Sunday, 23 March 2014

The Children and Families Act: "Better outcomes for children"? Where's the evidence?

The Children and Families Bill has become an Act

We have been vocal in raising our concerns about the Bill (see our blog post demanding a moratorium for example). 

We have tried to ask questions about the absence of evidence supporting these reforms and we have persistently requested explanations from those organisations who have been leading the implementation of the reforms on the part of the Government.

We have been deeply disappointed at the lack of response. It appears that many organisations have been unable and/or unwilling to justify their whole-hearted embrace of these reforms. Similarly, there has been precious little in the way of concrete explanation to support the argument that these reforms will improve the lives of disabled children and their families. 

In terms of evidence, there have been multiple Pathfinder pilots but they are not genuine pilot studies as no one has waited for the evidence to be gathered from them before making decisions about what works and what doesn't. Further, considerable reliance has been placed by some organisations on the seemingly welcoming jargon and rhetoric (e.g. the use of terms like 'co-production') which accompanied the Bill when much of this rhetoric has not been translated into binding obligations on the face of the legislation. We already know that LAs do not follow the current law and we cannot see how has the Government improved the rights of children with this new legislation.

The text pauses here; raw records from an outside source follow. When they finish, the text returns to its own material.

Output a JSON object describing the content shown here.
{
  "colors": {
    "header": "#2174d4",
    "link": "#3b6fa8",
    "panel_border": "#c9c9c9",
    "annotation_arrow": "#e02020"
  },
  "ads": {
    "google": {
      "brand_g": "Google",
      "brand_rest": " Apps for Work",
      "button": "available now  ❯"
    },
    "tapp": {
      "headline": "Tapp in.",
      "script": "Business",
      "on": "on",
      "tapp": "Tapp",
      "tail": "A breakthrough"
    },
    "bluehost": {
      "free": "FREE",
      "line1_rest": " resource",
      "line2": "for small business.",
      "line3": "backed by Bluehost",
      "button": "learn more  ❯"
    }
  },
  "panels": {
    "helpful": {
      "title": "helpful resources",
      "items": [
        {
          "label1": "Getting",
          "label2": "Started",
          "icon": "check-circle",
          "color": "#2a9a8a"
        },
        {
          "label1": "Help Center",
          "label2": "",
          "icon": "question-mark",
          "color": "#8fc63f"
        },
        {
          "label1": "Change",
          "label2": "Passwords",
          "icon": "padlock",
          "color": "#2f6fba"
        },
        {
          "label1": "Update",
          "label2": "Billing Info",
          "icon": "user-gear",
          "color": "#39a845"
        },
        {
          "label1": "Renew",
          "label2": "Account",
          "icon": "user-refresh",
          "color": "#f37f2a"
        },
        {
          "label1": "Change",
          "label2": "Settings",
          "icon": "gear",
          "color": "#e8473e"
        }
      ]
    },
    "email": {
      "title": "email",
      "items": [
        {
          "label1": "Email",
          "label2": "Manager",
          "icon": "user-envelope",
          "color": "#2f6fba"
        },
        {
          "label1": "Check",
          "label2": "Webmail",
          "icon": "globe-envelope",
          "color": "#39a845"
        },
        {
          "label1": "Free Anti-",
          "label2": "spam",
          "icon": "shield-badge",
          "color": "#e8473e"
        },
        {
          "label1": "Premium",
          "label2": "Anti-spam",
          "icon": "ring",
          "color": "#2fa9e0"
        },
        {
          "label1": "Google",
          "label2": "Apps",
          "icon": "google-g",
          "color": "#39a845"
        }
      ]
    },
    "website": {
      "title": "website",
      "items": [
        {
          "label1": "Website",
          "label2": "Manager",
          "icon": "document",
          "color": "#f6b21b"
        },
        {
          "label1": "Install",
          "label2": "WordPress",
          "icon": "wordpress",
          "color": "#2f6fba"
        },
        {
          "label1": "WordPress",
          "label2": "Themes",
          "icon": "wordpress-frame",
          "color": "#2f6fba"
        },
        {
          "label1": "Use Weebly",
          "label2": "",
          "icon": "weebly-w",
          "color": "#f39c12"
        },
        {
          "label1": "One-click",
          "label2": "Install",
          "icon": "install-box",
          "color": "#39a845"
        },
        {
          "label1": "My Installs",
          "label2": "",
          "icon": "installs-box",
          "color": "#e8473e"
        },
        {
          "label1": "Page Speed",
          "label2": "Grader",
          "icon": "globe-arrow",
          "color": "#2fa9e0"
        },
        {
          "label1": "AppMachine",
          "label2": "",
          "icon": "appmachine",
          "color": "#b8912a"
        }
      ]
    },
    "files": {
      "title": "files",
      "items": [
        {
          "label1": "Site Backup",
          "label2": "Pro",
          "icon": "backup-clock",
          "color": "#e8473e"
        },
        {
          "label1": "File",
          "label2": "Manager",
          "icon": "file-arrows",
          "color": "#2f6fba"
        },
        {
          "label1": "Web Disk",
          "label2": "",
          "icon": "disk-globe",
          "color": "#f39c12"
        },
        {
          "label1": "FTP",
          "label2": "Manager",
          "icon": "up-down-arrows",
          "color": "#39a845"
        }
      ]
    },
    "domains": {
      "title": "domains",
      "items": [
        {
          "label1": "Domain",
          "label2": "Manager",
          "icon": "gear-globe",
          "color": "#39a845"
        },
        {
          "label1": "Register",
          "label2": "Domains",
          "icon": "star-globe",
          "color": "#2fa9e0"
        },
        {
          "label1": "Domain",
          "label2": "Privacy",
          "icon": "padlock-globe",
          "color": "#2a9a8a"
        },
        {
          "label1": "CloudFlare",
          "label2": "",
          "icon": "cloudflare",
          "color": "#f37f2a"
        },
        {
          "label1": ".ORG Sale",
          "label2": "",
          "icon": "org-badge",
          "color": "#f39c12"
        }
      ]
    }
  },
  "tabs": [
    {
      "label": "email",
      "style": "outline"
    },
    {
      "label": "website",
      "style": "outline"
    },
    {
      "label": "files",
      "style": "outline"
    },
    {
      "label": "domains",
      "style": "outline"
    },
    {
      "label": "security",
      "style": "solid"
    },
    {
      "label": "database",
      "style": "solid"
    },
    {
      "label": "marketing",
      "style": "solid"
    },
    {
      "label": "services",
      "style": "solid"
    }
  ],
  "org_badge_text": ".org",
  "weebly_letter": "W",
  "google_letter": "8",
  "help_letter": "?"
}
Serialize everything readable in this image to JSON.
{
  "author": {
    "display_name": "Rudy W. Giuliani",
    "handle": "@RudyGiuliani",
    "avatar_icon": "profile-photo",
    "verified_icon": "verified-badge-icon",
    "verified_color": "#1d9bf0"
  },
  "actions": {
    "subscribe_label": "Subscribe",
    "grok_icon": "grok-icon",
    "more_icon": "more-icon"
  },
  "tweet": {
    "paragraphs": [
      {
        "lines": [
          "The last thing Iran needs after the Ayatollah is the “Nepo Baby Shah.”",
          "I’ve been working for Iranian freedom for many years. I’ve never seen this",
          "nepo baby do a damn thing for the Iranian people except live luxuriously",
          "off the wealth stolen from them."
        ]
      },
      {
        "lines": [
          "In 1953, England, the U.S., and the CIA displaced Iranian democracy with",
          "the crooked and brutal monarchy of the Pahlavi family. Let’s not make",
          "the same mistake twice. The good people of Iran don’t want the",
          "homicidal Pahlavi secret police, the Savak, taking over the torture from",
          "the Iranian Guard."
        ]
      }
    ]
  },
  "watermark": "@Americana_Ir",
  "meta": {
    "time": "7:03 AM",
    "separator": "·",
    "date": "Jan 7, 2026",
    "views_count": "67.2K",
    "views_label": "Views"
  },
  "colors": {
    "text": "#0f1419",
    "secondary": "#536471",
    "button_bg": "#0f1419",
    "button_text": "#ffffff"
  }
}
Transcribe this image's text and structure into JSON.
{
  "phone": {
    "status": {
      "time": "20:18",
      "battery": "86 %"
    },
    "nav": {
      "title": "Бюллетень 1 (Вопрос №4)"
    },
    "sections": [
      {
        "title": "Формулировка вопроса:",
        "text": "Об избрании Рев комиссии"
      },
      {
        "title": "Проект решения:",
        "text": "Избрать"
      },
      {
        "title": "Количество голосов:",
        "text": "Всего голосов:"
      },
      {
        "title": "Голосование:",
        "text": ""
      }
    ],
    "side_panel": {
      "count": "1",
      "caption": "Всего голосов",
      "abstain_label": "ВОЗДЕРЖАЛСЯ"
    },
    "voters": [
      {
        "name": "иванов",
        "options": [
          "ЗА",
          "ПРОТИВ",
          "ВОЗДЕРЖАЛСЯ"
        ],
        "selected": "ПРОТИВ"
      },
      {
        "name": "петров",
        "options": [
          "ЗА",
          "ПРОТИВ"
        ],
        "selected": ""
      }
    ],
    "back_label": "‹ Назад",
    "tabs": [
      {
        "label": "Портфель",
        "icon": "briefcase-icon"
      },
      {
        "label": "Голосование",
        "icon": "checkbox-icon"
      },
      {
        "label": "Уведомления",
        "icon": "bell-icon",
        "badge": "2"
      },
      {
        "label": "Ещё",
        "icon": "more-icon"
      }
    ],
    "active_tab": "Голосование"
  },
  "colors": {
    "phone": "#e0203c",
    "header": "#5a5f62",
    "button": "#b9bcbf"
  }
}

The result of this legislative process is chaos. A very brief recent report on BBC South (starts from around 10.56), scratches the surface of this. A Council leader, for example, describes them as "complicated reforms" which are unlikely to "bed in quickly". Compare this to the promise in the Green Paper of a more straightforward, streamlined system which will be easier for parents to navigate.

This a massive problem because making systems more complex, reduces their transparency. It also makes it much harder for parents to know and assert their rights on behalf of (and with) their children. If parents cannot navigate the system, how does this empower them or improve the protection of disabled children's rights?

'Independent Supporters' are not the answer to this as their role is not to challenge local authority decisions. However, the fact that the Government has had to promise £30 million for the creation of 'Independent Supporters' to support local authorities (LAs) in the switch to Education, Health and Care Plans (EHCPs) is testament to the complexity of the system and, no doubt, the panic in local government. These 'supporters' may have little to do with 'championing' parents' cases as they appear to be little more than an information source - see our latest blog post on Independent Supporters'. Of course, whose information is being distributed and for what purpose are questions yet to be answered.

Why the applause?

Yet, despite this, there were organisations who instantly responded to the Bill's passing with a twitter 'yipee'. Why? We thought we would ask them to explain their support. Every time we did, the response was almost universal silence.

The Council for Disabled Children (CDC), who won the commercial tender to become the Department for Education's 'strategic partner' in these reforms, similarly applauded the Bill's passing. The CDC is the umbrella body for the disabled children’s sector in England. It seeks to represent over 120 organisations: details can be found here.

Its Director said:
“The Children’s (sic) and Families Act marks an important step to getting better outcomes for disabled children and young people and (sic) with special educational needs."
We believe much more must be done by those who have supported this legislation to explain the statements they make about its positive potential.

Consequently, we have written to the Council for Disabled Children with a simple question:
"To date we have been unable to find evidence that the Act will improve outcomes for disabled children and children with SEN, and so we would be interested in seeing the evidence you rely on in making this statement, and the underlying associated data."
You can read our letter here.

No comments:

Post a Comment